| Exercise objective |
Every record that follows should be written out again without any change.

| The data |
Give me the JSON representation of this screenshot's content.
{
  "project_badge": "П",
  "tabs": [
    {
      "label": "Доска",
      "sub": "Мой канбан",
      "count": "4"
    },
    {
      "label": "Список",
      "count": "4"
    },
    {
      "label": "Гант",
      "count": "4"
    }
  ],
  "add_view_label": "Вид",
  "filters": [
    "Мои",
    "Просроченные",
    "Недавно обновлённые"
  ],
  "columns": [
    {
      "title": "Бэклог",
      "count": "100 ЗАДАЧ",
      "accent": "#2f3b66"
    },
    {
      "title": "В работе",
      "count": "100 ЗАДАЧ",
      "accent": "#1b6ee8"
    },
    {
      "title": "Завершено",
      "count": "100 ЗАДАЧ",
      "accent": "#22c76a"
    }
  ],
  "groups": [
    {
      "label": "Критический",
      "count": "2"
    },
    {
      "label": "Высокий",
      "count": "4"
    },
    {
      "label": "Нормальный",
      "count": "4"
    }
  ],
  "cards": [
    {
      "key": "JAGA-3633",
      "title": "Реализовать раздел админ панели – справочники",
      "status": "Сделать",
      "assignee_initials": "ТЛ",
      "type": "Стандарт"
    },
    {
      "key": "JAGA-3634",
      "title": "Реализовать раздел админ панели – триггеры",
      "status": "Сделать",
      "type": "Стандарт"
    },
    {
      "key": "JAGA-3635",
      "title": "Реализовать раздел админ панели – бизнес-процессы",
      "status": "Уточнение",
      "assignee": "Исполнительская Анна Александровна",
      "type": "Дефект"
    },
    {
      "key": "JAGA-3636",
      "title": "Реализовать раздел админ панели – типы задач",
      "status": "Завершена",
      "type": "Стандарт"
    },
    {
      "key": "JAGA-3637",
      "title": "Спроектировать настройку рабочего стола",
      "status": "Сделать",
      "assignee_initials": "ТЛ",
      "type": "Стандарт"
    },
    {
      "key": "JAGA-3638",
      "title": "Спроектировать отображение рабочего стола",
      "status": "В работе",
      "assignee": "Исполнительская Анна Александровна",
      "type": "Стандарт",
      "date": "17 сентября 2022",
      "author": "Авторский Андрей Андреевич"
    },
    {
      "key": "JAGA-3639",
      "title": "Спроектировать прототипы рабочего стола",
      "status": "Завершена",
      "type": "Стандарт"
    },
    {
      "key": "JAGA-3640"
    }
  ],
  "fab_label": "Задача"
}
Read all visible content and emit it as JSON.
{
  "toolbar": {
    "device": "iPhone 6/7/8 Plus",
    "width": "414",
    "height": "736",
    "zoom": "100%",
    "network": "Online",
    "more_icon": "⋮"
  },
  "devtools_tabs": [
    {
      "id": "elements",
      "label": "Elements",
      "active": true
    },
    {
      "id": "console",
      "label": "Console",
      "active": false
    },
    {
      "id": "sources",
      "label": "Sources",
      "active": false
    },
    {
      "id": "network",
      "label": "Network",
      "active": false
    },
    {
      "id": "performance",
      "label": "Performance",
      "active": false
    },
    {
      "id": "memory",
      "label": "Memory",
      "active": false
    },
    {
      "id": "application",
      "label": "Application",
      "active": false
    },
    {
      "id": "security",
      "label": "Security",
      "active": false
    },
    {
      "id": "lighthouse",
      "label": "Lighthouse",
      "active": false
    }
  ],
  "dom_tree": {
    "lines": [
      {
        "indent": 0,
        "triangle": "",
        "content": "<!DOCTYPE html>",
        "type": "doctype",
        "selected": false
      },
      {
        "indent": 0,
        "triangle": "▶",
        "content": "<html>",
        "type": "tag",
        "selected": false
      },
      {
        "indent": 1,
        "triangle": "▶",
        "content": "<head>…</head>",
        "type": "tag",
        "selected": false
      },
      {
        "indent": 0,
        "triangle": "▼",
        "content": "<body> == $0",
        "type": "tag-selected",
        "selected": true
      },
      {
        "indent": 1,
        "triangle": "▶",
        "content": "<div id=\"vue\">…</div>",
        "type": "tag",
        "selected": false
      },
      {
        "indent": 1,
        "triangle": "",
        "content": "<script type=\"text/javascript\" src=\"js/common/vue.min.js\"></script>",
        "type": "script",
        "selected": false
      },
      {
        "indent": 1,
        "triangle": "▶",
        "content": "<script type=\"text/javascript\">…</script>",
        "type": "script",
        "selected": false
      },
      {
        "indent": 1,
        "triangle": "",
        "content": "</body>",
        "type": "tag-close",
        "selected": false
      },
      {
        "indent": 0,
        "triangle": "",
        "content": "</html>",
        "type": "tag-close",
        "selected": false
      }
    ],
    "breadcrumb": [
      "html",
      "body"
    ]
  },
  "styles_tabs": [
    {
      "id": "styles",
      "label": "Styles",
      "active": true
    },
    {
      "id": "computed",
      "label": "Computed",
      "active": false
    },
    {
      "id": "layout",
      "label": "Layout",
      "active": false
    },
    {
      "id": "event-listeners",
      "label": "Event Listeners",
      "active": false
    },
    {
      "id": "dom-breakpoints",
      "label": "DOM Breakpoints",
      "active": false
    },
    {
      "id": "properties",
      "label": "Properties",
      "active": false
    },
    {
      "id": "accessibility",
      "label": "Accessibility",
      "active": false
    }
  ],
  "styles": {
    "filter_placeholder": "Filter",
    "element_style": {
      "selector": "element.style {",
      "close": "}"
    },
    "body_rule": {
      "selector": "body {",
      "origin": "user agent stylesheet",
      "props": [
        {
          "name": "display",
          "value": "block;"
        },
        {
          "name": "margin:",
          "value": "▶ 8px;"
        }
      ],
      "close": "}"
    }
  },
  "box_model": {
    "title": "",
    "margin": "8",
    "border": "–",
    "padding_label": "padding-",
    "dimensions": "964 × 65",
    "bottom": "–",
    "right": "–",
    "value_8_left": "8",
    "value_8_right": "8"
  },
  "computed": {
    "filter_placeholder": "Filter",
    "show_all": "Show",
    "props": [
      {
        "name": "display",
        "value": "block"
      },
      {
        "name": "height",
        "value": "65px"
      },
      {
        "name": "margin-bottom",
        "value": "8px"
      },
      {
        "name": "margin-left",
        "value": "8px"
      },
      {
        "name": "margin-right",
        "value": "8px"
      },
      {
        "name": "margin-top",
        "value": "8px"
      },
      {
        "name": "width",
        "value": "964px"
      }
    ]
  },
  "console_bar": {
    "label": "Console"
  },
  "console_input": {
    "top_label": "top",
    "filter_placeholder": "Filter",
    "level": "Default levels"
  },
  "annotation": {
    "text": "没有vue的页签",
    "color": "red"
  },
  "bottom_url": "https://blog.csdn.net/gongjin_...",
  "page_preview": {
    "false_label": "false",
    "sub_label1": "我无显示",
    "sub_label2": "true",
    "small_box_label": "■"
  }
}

| Task response |
Give me the JSON representation of this screenshot's content.
{
  "project_badge": "П",
  "tabs": [
    {
      "label": "Доска",
      "sub": "Мой канбан",
      "count": "4"
    },
    {
      "label": "Список",
      "count": "4"
    },
    {
      "label": "Гант",
      "count": "4"
    }
  ],
  "add_view_label": "Вид",
  "filters": [
    "Мои",
    "Просроченные",
    "Недавно обновлённые"
  ],
  "columns": [
    {
      "title": "Бэклог",
      "count": "100 ЗАДАЧ",
      "accent": "#2f3b66"
    },
    {
      "title": "В работе",
      "count": "100 ЗАДАЧ",
      "accent": "#1b6ee8"
    },
    {
      "title": "Завершено",
      "count": "100 ЗАДАЧ",
      "accent": "#22c76a"
    }
  ],
  "groups": [
    {
      "label": "Критический",
      "count": "2"
    },
    {
      "label": "Высокий",
      "count": "4"
    },
    {
      "label": "Нормальный",
      "count": "4"
    }
  ],
  "cards": [
    {
      "key": "JAGA-3633",
      "title": "Реализовать раздел админ панели – справочники",
      "status": "Сделать",
      "assignee_initials": "ТЛ",
      "type": "Стандарт"
    },
    {
      "key": "JAGA-3634",
      "title": "Реализовать раздел админ панели – триггеры",
      "status": "Сделать",
      "type": "Стандарт"
    },
    {
      "key": "JAGA-3635",
      "title": "Реализовать раздел админ панели – бизнес-процессы",
      "status": "Уточнение",
      "assignee": "Исполнительская Анна Александровна",
      "type": "Дефект"
    },
    {
      "key": "JAGA-3636",
      "title": "Реализовать раздел админ панели – типы задач",
      "status": "Завершена",
      "type": "Стандарт"
    },
    {
      "key": "JAGA-3637",
      "title": "Спроектировать настройку рабочего стола",
      "status": "Сделать",
      "assignee_initials": "ТЛ",
      "type": "Стандарт"
    },
    {
      "key": "JAGA-3638",
      "title": "Спроектировать отображение рабочего стола",
      "status": "В работе",
      "assignee": "Исполнительская Анна Александровна",
      "type": "Стандарт",
      "date": "17 сентября 2022",
      "author": "Авторский Андрей Андреевич"
    },
    {
      "key": "JAGA-3639",
      "title": "Спроектировать прототипы рабочего стола",
      "status": "Завершена",
      "type": "Стандарт"
    },
    {
      "key": "JAGA-3640"
    }
  ],
  "fab_label": "Задача"
}
Read all visible content and emit it as JSON.
{
  "toolbar": {
    "device": "iPhone 6/7/8 Plus",
    "width": "414",
    "height": "736",
    "zoom": "100%",
    "network": "Online",
    "more_icon": "⋮"
  },
  "devtools_tabs": [
    {
      "id": "elements",
      "label": "Elements",
      "active": true
    },
    {
      "id": "console",
      "label": "Console",
      "active": false
    },
    {
      "id": "sources",
      "label": "Sources",
      "active": false
    },
    {
      "id": "network",
      "label": "Network",
      "active": false
    },
    {
      "id": "performance",
      "label": "Performance",
      "active": false
    },
    {
      "id": "memory",
      "label": "Memory",
      "active": false
    },
    {
      "id": "application",
      "label": "Application",
      "active": false
    },
    {
      "id": "security",
      "label": "Security",
      "active": false
    },
    {
      "id": "lighthouse",
      "label": "Lighthouse",
      "active": false
    }
  ],
  "dom_tree": {
    "lines": [
      {
        "indent": 0,
        "triangle": "",
        "content": "<!DOCTYPE html>",
        "type": "doctype",
        "selected": false
      },
      {
        "indent": 0,
        "triangle": "▶",
        "content": "<html>",
        "type": "tag",
        "selected": false
      },
      {
        "indent": 1,
        "triangle": "▶",
        "content": "<head>…</head>",
        "type": "tag",
        "selected": false
      },
      {
        "indent": 0,
        "triangle": "▼",
        "content": "<body> == $0",
        "type": "tag-selected",
        "selected": true
      },
      {
        "indent": 1,
        "triangle": "▶",
        "content": "<div id=\"vue\">…</div>",
        "type": "tag",
        "selected": false
      },
      {
        "indent": 1,
        "triangle": "",
        "content": "<script type=\"text/javascript\" src=\"js/common/vue.min.js\"></script>",
        "type": "script",
        "selected": false
      },
      {
        "indent": 1,
        "triangle": "▶",
        "content": "<script type=\"text/javascript\">…</script>",
        "type": "script",
        "selected": false
      },
      {
        "indent": 1,
        "triangle": "",
        "content": "</body>",
        "type": "tag-close",
        "selected": false
      },
      {
        "indent": 0,
        "triangle": "",
        "content": "</html>",
        "type": "tag-close",
        "selected": false
      }
    ],
    "breadcrumb": [
      "html",
      "body"
    ]
  },
  "styles_tabs": [
    {
      "id": "styles",
      "label": "Styles",
      "active": true
    },
    {
      "id": "computed",
      "label": "Computed",
      "active": false
    },
    {
      "id": "layout",
      "label": "Layout",
      "active": false
    },
    {
      "id": "event-listeners",
      "label": "Event Listeners",
      "active": false
    },
    {
      "id": "dom-breakpoints",
      "label": "DOM Breakpoints",
      "active": false
    },
    {
      "id": "properties",
      "label": "Properties",
      "active": false
    },
    {
      "id": "accessibility",
      "label": "Accessibility",
      "active": false
    }
  ],
  "styles": {
    "filter_placeholder": "Filter",
    "element_style": {
      "selector": "element.style {",
      "close": "}"
    },
    "body_rule": {
      "selector": "body {",
      "origin": "user agent stylesheet",
      "props": [
        {
          "name": "display",
          "value": "block;"
        },
        {
          "name": "margin:",
          "value": "▶ 8px;"
        }
      ],
      "close": "}"
    }
  },
  "box_model": {
    "title": "",
    "margin": "8",
    "border": "–",
    "padding_label": "padding-",
    "dimensions": "964 × 65",
    "bottom": "–",
    "right": "–",
    "value_8_left": "8",
    "value_8_right": "8"
  },
  "computed": {
    "filter_placeholder": "Filter",
    "show_all": "Show",
    "props": [
      {
        "name": "display",
        "value": "block"
      },
      {
        "name": "height",
        "value": "65px"
      },
      {
        "name": "margin-bottom",
        "value": "8px"
      },
      {
        "name": "margin-left",
        "value": "8px"
      },
      {
        "name": "margin-right",
        "value": "8px"
      },
      {
        "name": "margin-top",
        "value": "8px"
      },
      {
        "name": "width",
        "value": "964px"
      }
    ]
  },
  "console_bar": {
    "label": "Console"
  },
  "console_input": {
    "top_label": "top",
    "filter_placeholder": "Filter",
    "level": "Default levels"
  },
  "annotation": {
    "text": "没有vue的页签",
    "color": "red"
  },
  "bottom_url": "https://blog.csdn.net/gongjin_...",
  "page_preview": {
    "false_label": "false",
    "sub_label1": "我无显示",
    "sub_label2": "true",
    "small_box_label": "■"
  }
}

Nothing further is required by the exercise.